*Work instruction:* Filter the records below down to lines containing "date".

Stored records

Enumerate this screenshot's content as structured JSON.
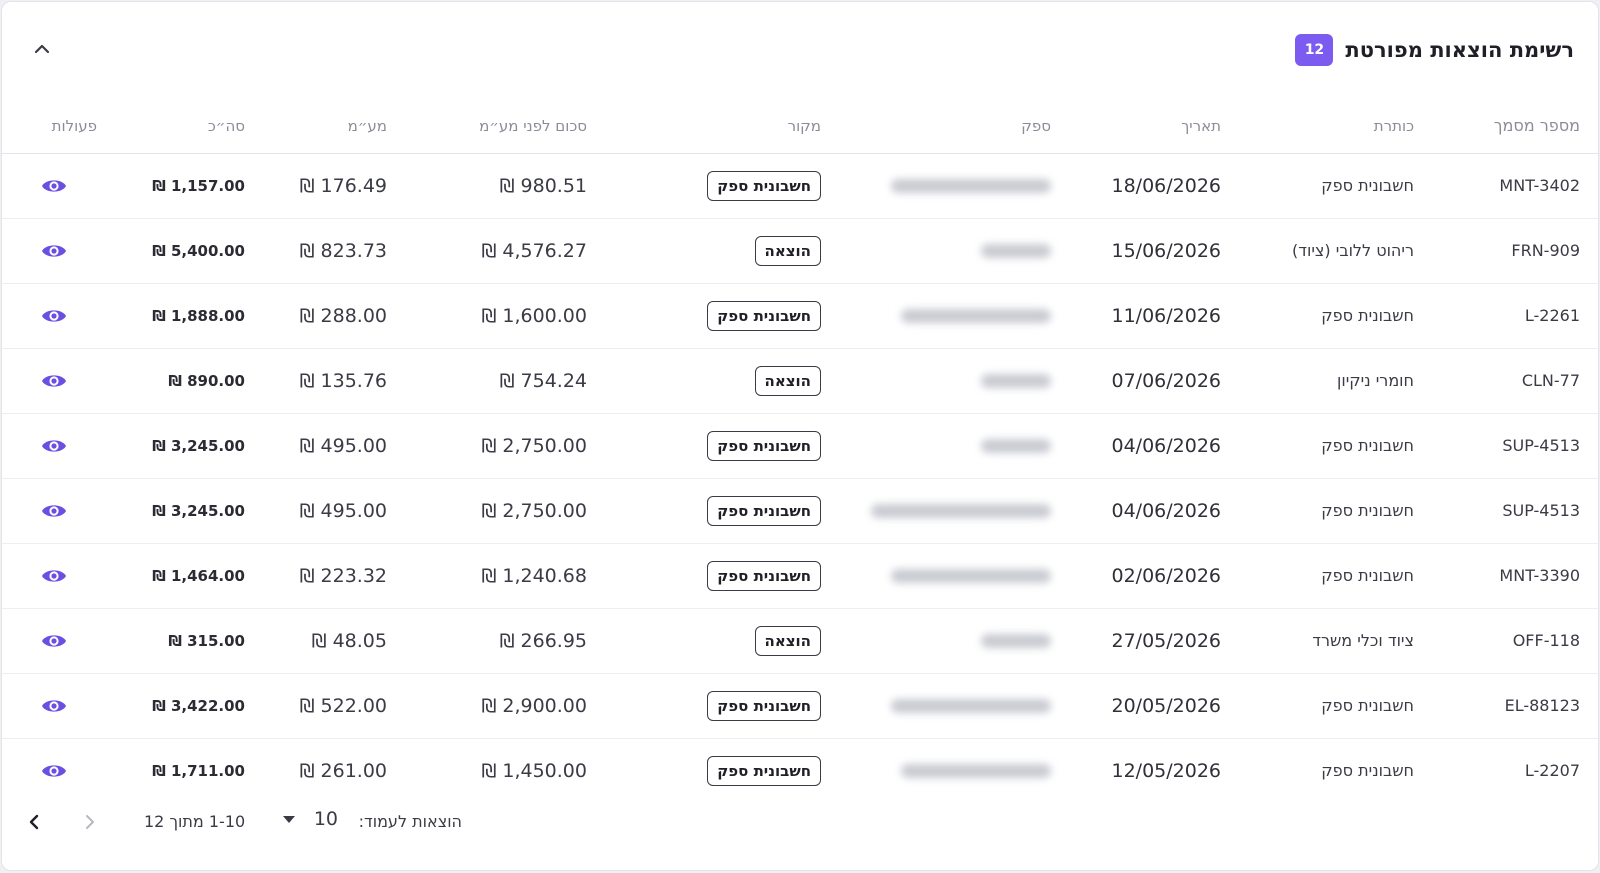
{
  "header": {
    "title": "רשימת הוצאות מפורטת",
    "count": "12"
  },
  "columns": {
    "doc_number": "מספר מסמך",
    "title": "כותרת",
    "date": "תאריך",
    "supplier": "ספק",
    "source": "מקור",
    "amount_before_vat": "סכום לפני מע״מ",
    "vat": "מע״מ",
    "total": "סה״כ",
    "actions": "פעולות"
  },
  "rows": [
    {
      "doc": "MNT-3402",
      "title": "חשבונית ספק",
      "date": "18/06/2026",
      "source": "חשבונית ספק",
      "net": "₪ 980.51",
      "vat": "₪ 176.49",
      "total": "₪ 1,157.00"
    },
    {
      "doc": "FRN-909",
      "title": "ריהוט ללובי (ציוד)",
      "date": "15/06/2026",
      "source": "הוצאה",
      "net": "₪ 4,576.27",
      "vat": "₪ 823.73",
      "total": "₪ 5,400.00"
    },
    {
      "doc": "L-2261",
      "title": "חשבונית ספק",
      "date": "11/06/2026",
      "source": "חשבונית ספק",
      "net": "₪ 1,600.00",
      "vat": "₪ 288.00",
      "total": "₪ 1,888.00"
    },
    {
      "doc": "CLN-77",
      "title": "חומרי ניקיון",
      "date": "07/06/2026",
      "source": "הוצאה",
      "net": "₪ 754.24",
      "vat": "₪ 135.76",
      "total": "₪ 890.00"
    },
    {
      "doc": "SUP-4513",
      "title": "חשבונית ספק",
      "date": "04/06/2026",
      "source": "חשבונית ספק",
      "net": "₪ 2,750.00",
      "vat": "₪ 495.00",
      "total": "₪ 3,245.00"
    },
    {
      "doc": "SUP-4513",
      "title": "חשבונית ספק",
      "date": "04/06/2026",
      "source": "חשבונית ספק",
      "net": "₪ 2,750.00",
      "vat": "₪ 495.00",
      "total": "₪ 3,245.00"
    },
    {
      "doc": "MNT-3390",
      "title": "חשבונית ספק",
      "date": "02/06/2026",
      "source": "חשבונית ספק",
      "net": "₪ 1,240.68",
      "vat": "₪ 223.32",
      "total": "₪ 1,464.00"
    },
    {
      "doc": "OFF-118",
      "title": "ציוד וכלי משרד",
      "date": "27/05/2026",
      "source": "הוצאה",
      "net": "₪ 266.95",
      "vat": "₪ 48.05",
      "total": "₪ 315.00"
    },
    {
      "doc": "EL-88123",
      "title": "חשבונית ספק",
      "date": "20/05/2026",
      "source": "חשבונית ספק",
      "net": "₪ 2,900.00",
      "vat": "₪ 522.00",
      "total": "₪ 3,422.00"
    },
    {
      "doc": "L-2207",
      "title": "חשבונית ספק",
      "date": "12/05/2026",
      "source": "חשבונית ספק",
      "net": "₪ 1,450.00",
      "vat": "₪ 261.00",
      "total": "₪ 1,711.00"
    }
  ],
  "footer": {
    "rows_per_page_label": "הוצאות לעמוד:",
    "rows_per_page_value": "10",
    "range": "1-10 מתוך 12"
  },
  "icons": {
    "collapse": "chevron-up-icon",
    "view": "eye-icon",
    "dropdown": "caret-down-icon",
    "prev": "chevron-right-icon",
    "next": "chevron-left-icon"
  },
  "colors": {
    "accent": "#7c5cf0",
    "eye": "#6b4fe0"
  }
}
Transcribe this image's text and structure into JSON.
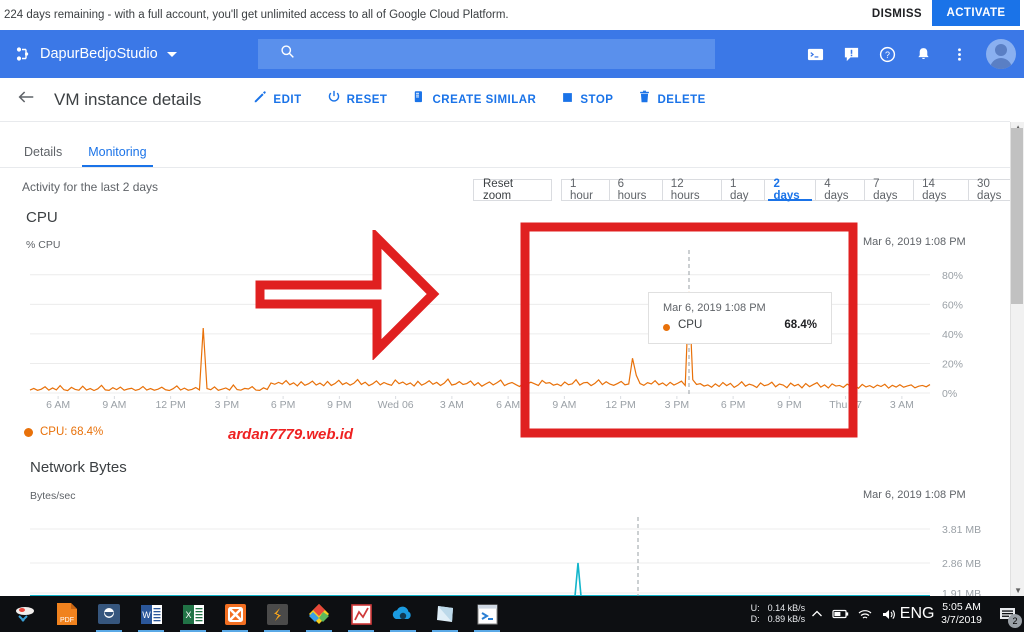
{
  "promo": {
    "message": "224 days remaining - with a full account, you'll get unlimited access to all of Google Cloud Platform.",
    "dismiss_label": "DISMISS",
    "activate_label": "ACTIVATE",
    "activate_color": "#1a73e8"
  },
  "appbar": {
    "project_name": "DapurBedjoStudio",
    "search_placeholder": "",
    "icons": [
      "cloud-shell-icon",
      "feedback-icon",
      "help-icon",
      "notifications-icon",
      "more-vert-icon",
      "avatar"
    ]
  },
  "toolbar": {
    "title": "VM instance details",
    "actions": [
      {
        "label": "EDIT",
        "icon": "pencil-icon"
      },
      {
        "label": "RESET",
        "icon": "power-reset-icon"
      },
      {
        "label": "CREATE SIMILAR",
        "icon": "copy-icon"
      },
      {
        "label": "STOP",
        "icon": "stop-square-icon"
      },
      {
        "label": "DELETE",
        "icon": "trash-icon"
      }
    ]
  },
  "tabs": [
    {
      "label": "Details",
      "active": false
    },
    {
      "label": "Monitoring",
      "active": true
    }
  ],
  "activity": {
    "text": "Activity for the last 2 days",
    "reset_zoom_label": "Reset zoom",
    "ranges": [
      {
        "label": "1 hour",
        "active": false
      },
      {
        "label": "6 hours",
        "active": false
      },
      {
        "label": "12 hours",
        "active": false
      },
      {
        "label": "1 day",
        "active": false
      },
      {
        "label": "2 days",
        "active": true
      },
      {
        "label": "4 days",
        "active": false
      },
      {
        "label": "7 days",
        "active": false
      },
      {
        "label": "14 days",
        "active": false
      },
      {
        "label": "30 days",
        "active": false
      }
    ]
  },
  "cpu_chart": {
    "title": "CPU",
    "axis_label": "% CPU",
    "timestamp": "Mar 6, 2019 1:08 PM",
    "legend": {
      "label": "CPU: 68.4%",
      "color": "#e8710a"
    },
    "tooltip": {
      "time": "Mar 6, 2019 1:08 PM",
      "series": "CPU",
      "value": "68.4%"
    }
  },
  "network_chart": {
    "title": "Network Bytes",
    "axis_label": "Bytes/sec",
    "timestamp": "Mar 6, 2019 1:08 PM"
  },
  "watermark": "ardan7779.web.id",
  "annotations": {
    "arrow_color": "#e02020",
    "box_color": "#e02020"
  },
  "taskbar": {
    "apps": [
      "snipping-tool-icon",
      "pdf-icon",
      "browser-icon",
      "word-icon",
      "excel-icon",
      "xampp-icon",
      "sublime-icon",
      "colorful-diamond-icon",
      "red-chart-icon",
      "cloud-blue-icon",
      "notepad-icon",
      "terminal-icon"
    ],
    "tray": {
      "upload_label": "U:",
      "upload_value": "0.14 kB/s",
      "download_label": "D:",
      "download_value": "0.89 kB/s",
      "language": "ENG",
      "time": "5:05 AM",
      "date": "3/7/2019",
      "notification_count": "2"
    }
  },
  "chart_data": {
    "type": "line",
    "title": "CPU",
    "xlabel": "",
    "ylabel": "% CPU",
    "ylim": [
      0,
      90
    ],
    "yticks": [
      "0%",
      "20%",
      "40%",
      "60%",
      "80%"
    ],
    "ytick_values": [
      0,
      20,
      40,
      60,
      80
    ],
    "grid": true,
    "legend_position": "below",
    "xticks": [
      "6 AM",
      "9 AM",
      "12 PM",
      "3 PM",
      "6 PM",
      "9 PM",
      "Wed 06",
      "3 AM",
      "6 AM",
      "9 AM",
      "12 PM",
      "3 PM",
      "6 PM",
      "9 PM",
      "Thu 07",
      "3 AM"
    ],
    "cursor_time": "Mar 6, 2019 1:08 PM",
    "cursor_value": 68.4,
    "series": [
      {
        "name": "CPU",
        "color": "#e8710a",
        "unit": "%",
        "values": [
          2.0,
          3.1,
          1.8,
          2.6,
          4.2,
          1.9,
          3.4,
          2.1,
          5.0,
          2.2,
          1.6,
          3.8,
          2.4,
          1.9,
          4.6,
          2.0,
          3.0,
          1.7,
          2.8,
          5.2,
          2.1,
          1.8,
          3.6,
          2.3,
          4.0,
          1.9,
          2.7,
          3.2,
          1.8,
          2.5,
          4.4,
          2.0,
          3.0,
          1.9,
          2.6,
          3.9,
          2.2,
          1.7,
          2.9,
          4.8,
          2.0,
          3.3,
          1.9,
          2.4,
          3.7,
          2.1,
          44.0,
          3.0,
          2.2,
          4.1,
          1.8,
          2.6,
          3.4,
          2.0,
          5.4,
          2.3,
          1.9,
          3.1,
          2.7,
          4.3,
          2.0,
          1.8,
          3.5,
          2.4,
          6.8,
          5.9,
          7.2,
          6.1,
          8.4,
          5.6,
          6.9,
          4.8,
          7.6,
          5.2,
          6.3,
          8.0,
          5.4,
          6.7,
          4.9,
          7.8,
          5.1,
          6.4,
          8.6,
          5.7,
          7.0,
          5.3,
          6.6,
          9.1,
          5.8,
          7.3,
          5.0,
          6.2,
          8.2,
          5.5,
          7.1,
          6.0,
          5.2,
          8.8,
          6.3,
          7.4,
          5.6,
          6.8,
          4.7,
          7.9,
          5.3,
          6.5,
          8.3,
          5.9,
          7.2,
          5.1,
          6.7,
          9.4,
          5.4,
          6.0,
          7.7,
          5.8,
          6.4,
          8.1,
          5.2,
          7.0,
          4.6,
          6.1,
          7.5,
          5.5,
          6.9,
          8.7,
          5.0,
          6.3,
          7.1,
          5.7,
          4.4,
          6.8,
          5.9,
          7.3,
          6.2,
          5.1,
          8.5,
          6.6,
          7.0,
          5.3,
          6.1,
          4.8,
          7.4,
          5.6,
          6.2,
          9.0,
          5.4,
          6.9,
          7.2,
          5.0,
          6.5,
          8.9,
          5.7,
          7.6,
          6.0,
          5.2,
          6.4,
          7.8,
          5.5,
          6.1,
          23.5,
          12.0,
          6.4,
          5.2,
          7.0,
          6.1,
          8.3,
          5.6,
          6.8,
          4.9,
          7.2,
          5.4,
          6.6,
          8.0,
          5.1,
          68.4,
          9.0,
          5.8,
          6.3,
          4.7,
          5.5,
          3.9,
          6.2,
          4.4,
          7.1,
          5.0,
          6.5,
          3.8,
          5.3,
          7.6,
          4.6,
          6.0,
          5.2,
          3.7,
          6.8,
          4.9,
          5.6,
          7.3,
          4.2,
          6.1,
          5.4,
          3.6,
          6.7,
          4.8,
          5.9,
          3.5,
          6.4,
          4.3,
          5.7,
          7.0,
          4.0,
          5.5,
          3.4,
          6.2,
          4.7,
          5.1,
          3.8,
          6.0,
          4.5,
          5.3,
          3.2,
          5.8,
          4.1,
          5.0,
          3.6,
          5.4,
          4.4,
          5.9,
          3.3,
          5.2,
          4.0,
          5.6,
          3.9,
          4.8,
          5.5,
          3.5,
          4.6,
          5.1,
          4.2,
          5.7
        ]
      }
    ]
  },
  "network_chart_data": {
    "type": "line",
    "title": "Network Bytes",
    "ylabel": "Bytes/sec",
    "yticks": [
      "3.81 MB",
      "2.86 MB",
      "1.91 MB"
    ],
    "grid": true,
    "series": [
      {
        "name": "Network",
        "color": "#12b5cb",
        "spike_value": "2.86 MB"
      }
    ]
  }
}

*Answer section:*
    "date": "תאריך",
      "date": "18/06/2026",
      "date": "15/06/2026",
      "date": "11/06/2026",
      "date": "07/06/2026",
      "date": "04/06/2026",
      "date": "04/06/2026",
      "date": "02/06/2026",
      "date": "27/05/2026",
      "date": "20/05/2026",
      "date": "12/05/2026",
      "date": "3/7/2019",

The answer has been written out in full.